**Task requirements**
Below is some data; print it all back exactly.

Top of Source information

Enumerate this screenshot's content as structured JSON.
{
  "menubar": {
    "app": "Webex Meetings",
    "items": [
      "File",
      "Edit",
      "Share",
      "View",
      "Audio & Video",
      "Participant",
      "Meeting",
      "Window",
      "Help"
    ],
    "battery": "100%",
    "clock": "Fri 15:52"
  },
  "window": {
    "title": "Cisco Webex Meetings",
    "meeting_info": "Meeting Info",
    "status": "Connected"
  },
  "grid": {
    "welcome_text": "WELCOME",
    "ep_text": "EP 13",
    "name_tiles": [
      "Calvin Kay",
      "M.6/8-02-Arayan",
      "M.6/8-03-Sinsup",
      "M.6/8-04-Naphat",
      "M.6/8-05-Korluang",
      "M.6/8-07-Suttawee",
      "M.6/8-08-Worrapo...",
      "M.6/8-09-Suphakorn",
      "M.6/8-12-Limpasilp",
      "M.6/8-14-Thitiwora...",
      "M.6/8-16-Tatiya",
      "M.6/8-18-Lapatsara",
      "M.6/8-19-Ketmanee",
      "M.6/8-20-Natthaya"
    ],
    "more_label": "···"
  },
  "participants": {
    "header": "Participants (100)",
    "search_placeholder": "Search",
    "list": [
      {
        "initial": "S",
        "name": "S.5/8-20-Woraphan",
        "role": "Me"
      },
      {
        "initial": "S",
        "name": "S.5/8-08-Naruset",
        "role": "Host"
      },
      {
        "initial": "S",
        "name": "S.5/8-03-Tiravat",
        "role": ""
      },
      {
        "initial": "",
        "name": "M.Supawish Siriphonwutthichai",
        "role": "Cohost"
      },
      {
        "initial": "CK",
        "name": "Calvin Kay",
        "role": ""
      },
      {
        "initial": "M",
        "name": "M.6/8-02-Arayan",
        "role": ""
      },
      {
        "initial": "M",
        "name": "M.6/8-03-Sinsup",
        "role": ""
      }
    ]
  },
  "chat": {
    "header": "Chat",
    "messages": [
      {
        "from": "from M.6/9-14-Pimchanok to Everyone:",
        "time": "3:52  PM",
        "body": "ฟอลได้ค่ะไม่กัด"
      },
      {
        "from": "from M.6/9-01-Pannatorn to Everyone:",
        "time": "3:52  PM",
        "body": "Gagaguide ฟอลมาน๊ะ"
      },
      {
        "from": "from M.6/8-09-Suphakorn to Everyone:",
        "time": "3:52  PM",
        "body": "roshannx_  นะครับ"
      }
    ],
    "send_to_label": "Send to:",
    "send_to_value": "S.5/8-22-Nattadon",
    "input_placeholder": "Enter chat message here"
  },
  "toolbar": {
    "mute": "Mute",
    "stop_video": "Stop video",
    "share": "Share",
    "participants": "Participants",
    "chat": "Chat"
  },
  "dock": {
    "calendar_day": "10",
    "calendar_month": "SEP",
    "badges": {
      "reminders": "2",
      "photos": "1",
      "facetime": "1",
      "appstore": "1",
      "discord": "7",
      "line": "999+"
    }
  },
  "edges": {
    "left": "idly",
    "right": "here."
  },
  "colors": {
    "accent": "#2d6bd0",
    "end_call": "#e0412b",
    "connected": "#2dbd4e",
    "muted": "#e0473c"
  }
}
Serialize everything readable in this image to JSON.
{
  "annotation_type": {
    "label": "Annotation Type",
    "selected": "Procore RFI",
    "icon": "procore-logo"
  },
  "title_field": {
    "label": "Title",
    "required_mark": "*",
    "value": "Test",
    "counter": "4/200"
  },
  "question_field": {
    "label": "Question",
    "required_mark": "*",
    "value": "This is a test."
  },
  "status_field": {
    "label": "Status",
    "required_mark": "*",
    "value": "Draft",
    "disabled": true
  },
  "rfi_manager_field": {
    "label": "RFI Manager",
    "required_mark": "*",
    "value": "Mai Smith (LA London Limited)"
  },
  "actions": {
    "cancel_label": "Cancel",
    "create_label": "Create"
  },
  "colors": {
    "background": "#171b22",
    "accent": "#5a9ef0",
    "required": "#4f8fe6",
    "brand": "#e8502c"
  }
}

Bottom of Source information

**Answer area**
Enumerate this screenshot's content as structured JSON.
{
  "menubar": {
    "app": "Webex Meetings",
    "items": [
      "File",
      "Edit",
      "Share",
      "View",
      "Audio & Video",
      "Participant",
      "Meeting",
      "Window",
      "Help"
    ],
    "battery": "100%",
    "clock": "Fri 15:52"
  },
  "window": {
    "title": "Cisco Webex Meetings",
    "meeting_info": "Meeting Info",
    "status": "Connected"
  },
  "grid": {
    "welcome_text": "WELCOME",
    "ep_text": "EP 13",
    "name_tiles": [
      "Calvin Kay",
      "M.6/8-02-Arayan",
      "M.6/8-03-Sinsup",
      "M.6/8-04-Naphat",
      "M.6/8-05-Korluang",
      "M.6/8-07-Suttawee",
      "M.6/8-08-Worrapo...",
      "M.6/8-09-Suphakorn",
      "M.6/8-12-Limpasilp",
      "M.6/8-14-Thitiwora...",
      "M.6/8-16-Tatiya",
      "M.6/8-18-Lapatsara",
      "M.6/8-19-Ketmanee",
      "M.6/8-20-Natthaya"
    ],
    "more_label": "···"
  },
  "participants": {
    "header": "Participants (100)",
    "search_placeholder": "Search",
    "list": [
      {
        "initial": "S",
        "name": "S.5/8-20-Woraphan",
        "role": "Me"
      },
      {
        "initial": "S",
        "name": "S.5/8-08-Naruset",
        "role": "Host"
      },
      {
        "initial": "S",
        "name": "S.5/8-03-Tiravat",
        "role": ""
      },
      {
        "initial": "",
        "name": "M.Supawish Siriphonwutthichai",
        "role": "Cohost"
      },
      {
        "initial": "CK",
        "name": "Calvin Kay",
        "role": ""
      },
      {
        "initial": "M",
        "name": "M.6/8-02-Arayan",
        "role": ""
      },
      {
        "initial": "M",
        "name": "M.6/8-03-Sinsup",
        "role": ""
      }
    ]
  },
  "chat": {
    "header": "Chat",
    "messages": [
      {
        "from": "from M.6/9-14-Pimchanok to Everyone:",
        "time": "3:52  PM",
        "body": "ฟอลได้ค่ะไม่กัด"
      },
      {
        "from": "from M.6/9-01-Pannatorn to Everyone:",
        "time": "3:52  PM",
        "body": "Gagaguide ฟอลมาน๊ะ"
      },
      {
        "from": "from M.6/8-09-Suphakorn to Everyone:",
        "time": "3:52  PM",
        "body": "roshannx_  นะครับ"
      }
    ],
    "send_to_label": "Send to:",
    "send_to_value": "S.5/8-22-Nattadon",
    "input_placeholder": "Enter chat message here"
  },
  "toolbar": {
    "mute": "Mute",
    "stop_video": "Stop video",
    "share": "Share",
    "participants": "Participants",
    "chat": "Chat"
  },
  "dock": {
    "calendar_day": "10",
    "calendar_month": "SEP",
    "badges": {
      "reminders": "2",
      "photos": "1",
      "facetime": "1",
      "appstore": "1",
      "discord": "7",
      "line": "999+"
    }
  },
  "edges": {
    "left": "idly",
    "right": "here."
  },
  "colors": {
    "accent": "#2d6bd0",
    "end_call": "#e0412b",
    "connected": "#2dbd4e",
    "muted": "#e0473c"
  }
}
Serialize everything readable in this image to JSON.
{
  "annotation_type": {
    "label": "Annotation Type",
    "selected": "Procore RFI",
    "icon": "procore-logo"
  },
  "title_field": {
    "label": "Title",
    "required_mark": "*",
    "value": "Test",
    "counter": "4/200"
  },
  "question_field": {
    "label": "Question",
    "required_mark": "*",
    "value": "This is a test."
  },
  "status_field": {
    "label": "Status",
    "required_mark": "*",
    "value": "Draft",
    "disabled": true
  },
  "rfi_manager_field": {
    "label": "RFI Manager",
    "required_mark": "*",
    "value": "Mai Smith (LA London Limited)"
  },
  "actions": {
    "cancel_label": "Cancel",
    "create_label": "Create"
  },
  "colors": {
    "background": "#171b22",
    "accent": "#5a9ef0",
    "required": "#4f8fe6",
    "brand": "#e8502c"
  }
}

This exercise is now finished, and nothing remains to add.